Resolving a 'Substantial Question': Just Who is Entitled to Bail Pending Appeal Under the Bail Reform Act of 1984?
32 Pages Posted: 20 Sep 2007 Last revised: 21 Feb 2010
Date Written: January 5, 2008

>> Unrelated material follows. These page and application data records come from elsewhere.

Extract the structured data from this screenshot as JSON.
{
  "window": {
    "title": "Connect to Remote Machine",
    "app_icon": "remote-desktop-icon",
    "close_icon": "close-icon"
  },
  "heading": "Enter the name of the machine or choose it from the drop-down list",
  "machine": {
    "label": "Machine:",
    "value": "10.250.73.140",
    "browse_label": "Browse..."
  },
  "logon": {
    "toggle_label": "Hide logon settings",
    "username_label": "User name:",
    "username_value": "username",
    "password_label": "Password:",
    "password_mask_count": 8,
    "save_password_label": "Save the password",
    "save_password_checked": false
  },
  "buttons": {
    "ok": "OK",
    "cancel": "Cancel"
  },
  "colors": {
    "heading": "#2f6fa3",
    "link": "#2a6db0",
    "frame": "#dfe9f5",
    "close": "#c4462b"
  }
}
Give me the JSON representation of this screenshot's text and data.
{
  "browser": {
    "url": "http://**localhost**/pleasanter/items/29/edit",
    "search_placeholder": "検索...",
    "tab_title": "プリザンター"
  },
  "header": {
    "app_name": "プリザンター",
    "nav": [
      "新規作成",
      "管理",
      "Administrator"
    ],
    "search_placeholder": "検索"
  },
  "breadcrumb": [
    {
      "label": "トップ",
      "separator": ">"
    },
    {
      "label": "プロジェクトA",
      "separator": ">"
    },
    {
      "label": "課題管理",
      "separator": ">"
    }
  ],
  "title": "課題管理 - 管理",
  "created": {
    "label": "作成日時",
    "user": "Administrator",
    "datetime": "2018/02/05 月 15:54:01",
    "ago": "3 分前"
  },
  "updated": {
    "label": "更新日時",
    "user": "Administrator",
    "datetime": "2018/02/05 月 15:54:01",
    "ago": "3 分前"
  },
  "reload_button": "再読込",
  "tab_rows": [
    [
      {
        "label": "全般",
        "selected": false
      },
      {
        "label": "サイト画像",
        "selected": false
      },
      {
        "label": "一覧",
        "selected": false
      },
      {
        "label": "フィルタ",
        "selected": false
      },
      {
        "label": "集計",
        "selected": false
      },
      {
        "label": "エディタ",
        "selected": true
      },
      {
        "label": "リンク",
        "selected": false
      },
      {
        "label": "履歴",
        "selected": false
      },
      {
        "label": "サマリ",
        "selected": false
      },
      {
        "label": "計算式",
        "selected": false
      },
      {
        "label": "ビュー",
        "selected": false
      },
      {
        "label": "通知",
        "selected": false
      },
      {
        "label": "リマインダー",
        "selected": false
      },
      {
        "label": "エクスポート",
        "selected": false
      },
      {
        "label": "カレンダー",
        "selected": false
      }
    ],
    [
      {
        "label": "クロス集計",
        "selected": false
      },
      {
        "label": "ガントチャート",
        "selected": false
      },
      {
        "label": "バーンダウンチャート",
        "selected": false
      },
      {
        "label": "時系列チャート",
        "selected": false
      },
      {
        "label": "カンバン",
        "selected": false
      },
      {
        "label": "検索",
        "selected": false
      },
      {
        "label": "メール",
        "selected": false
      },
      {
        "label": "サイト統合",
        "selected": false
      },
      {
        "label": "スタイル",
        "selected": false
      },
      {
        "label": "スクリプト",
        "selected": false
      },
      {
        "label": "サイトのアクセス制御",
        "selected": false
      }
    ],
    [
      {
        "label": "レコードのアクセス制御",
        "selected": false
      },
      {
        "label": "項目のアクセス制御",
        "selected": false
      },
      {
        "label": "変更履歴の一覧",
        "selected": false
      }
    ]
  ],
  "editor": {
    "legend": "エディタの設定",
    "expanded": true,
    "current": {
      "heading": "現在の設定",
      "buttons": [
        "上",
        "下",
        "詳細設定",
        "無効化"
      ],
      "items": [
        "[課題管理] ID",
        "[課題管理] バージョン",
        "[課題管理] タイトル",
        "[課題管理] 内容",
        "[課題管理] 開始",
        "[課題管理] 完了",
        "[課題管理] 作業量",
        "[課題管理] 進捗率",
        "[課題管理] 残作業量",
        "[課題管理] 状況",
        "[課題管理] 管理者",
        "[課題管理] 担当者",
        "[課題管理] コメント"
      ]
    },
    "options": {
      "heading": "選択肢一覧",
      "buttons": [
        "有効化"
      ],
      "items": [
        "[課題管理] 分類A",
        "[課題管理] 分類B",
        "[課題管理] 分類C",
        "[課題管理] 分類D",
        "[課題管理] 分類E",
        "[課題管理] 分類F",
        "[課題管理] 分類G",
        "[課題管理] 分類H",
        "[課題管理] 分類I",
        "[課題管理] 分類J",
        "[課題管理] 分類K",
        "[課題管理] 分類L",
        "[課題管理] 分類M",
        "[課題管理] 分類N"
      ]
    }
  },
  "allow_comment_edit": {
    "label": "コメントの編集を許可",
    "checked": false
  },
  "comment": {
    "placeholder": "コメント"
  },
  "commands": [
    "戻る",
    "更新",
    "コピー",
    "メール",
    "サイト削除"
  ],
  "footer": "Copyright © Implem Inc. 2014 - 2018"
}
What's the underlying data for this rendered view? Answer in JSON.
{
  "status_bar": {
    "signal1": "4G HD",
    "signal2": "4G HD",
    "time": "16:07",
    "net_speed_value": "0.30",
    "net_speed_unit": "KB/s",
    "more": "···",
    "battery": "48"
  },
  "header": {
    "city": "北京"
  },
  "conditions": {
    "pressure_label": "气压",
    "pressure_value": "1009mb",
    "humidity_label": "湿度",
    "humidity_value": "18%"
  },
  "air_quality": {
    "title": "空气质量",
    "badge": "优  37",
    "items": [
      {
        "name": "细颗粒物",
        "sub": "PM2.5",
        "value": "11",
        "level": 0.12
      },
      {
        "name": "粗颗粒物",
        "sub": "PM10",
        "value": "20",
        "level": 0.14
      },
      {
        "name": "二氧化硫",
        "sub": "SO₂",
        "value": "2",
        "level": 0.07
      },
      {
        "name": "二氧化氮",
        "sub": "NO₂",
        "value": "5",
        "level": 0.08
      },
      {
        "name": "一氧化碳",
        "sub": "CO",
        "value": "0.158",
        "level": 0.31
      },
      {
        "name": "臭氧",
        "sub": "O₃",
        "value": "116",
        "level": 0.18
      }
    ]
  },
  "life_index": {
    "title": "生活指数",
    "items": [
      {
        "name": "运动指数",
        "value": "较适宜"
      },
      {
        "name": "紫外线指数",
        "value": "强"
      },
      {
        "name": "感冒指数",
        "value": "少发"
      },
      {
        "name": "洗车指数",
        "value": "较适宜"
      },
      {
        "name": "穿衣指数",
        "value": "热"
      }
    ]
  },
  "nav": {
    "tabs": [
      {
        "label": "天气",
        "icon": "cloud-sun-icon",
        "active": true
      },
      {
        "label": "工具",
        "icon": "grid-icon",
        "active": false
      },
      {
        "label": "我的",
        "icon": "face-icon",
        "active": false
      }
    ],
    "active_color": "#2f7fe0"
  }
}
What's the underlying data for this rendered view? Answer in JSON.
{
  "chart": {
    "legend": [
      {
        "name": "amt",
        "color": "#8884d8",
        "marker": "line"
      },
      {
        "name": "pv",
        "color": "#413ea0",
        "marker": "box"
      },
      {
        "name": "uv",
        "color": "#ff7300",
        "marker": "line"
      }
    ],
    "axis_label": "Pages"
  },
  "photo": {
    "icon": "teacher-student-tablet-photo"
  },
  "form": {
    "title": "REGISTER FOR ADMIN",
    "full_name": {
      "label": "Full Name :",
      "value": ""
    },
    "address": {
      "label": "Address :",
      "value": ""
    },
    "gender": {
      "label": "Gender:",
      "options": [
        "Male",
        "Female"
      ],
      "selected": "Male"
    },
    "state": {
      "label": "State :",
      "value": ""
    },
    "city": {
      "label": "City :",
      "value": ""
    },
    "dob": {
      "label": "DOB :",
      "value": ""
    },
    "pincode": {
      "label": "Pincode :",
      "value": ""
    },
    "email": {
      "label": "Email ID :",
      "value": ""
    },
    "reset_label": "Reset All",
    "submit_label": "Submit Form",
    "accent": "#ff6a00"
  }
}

This article discusses the circumstances under which federal law allows convicted criminal defendants to remain free on bail while they wait to see if their conviction is reversed on appeal. Under current law, codified in the Bail Reform Act of 1984, defendants who wish to remain free on bail after conviction must prove (among other things) that their appeal will have enough merit such that it will raise at least one "substantial question." Defendants who cannot leap that hurdle typically must report to prison shortly after sentencing. Federal appellate courts, however, have been deeply divided over how much merit is required to show that an appeal will raise a "substantial question." Ten circuits define the phrase as a "close question" based on a questionable reading of the Bail Act's legislative history. But the Ninth Circuit has charted a different course and interpreted the requirement to mean that a defendant must prove that his appeal will raise a "fairly debatable" issue, as that definition has been the historical understanding of what constitutes a substantial question. Many appeals raise issues that are "fairly debatable" but that are not "close questions." It is therefore much easier to obtain bail pending appeal in the Ninth Circuit than in circuits using the close-question test. This article argues that the Ninth Circuit has it right, and thus hundreds of defendants in the other circuits have been wrongfully denied bail pending appeal. At least some of those defendants have had their convictions overturned on appeal, resulting in the gross injustice of a wrongful incarceration.
Keywords: Bail pending appeal, Bail Reform Act of 1984, Close Question, Substantial Question, Fairly Debatable
JEL Classification: Z00
Suggested Citation: Suggested Citation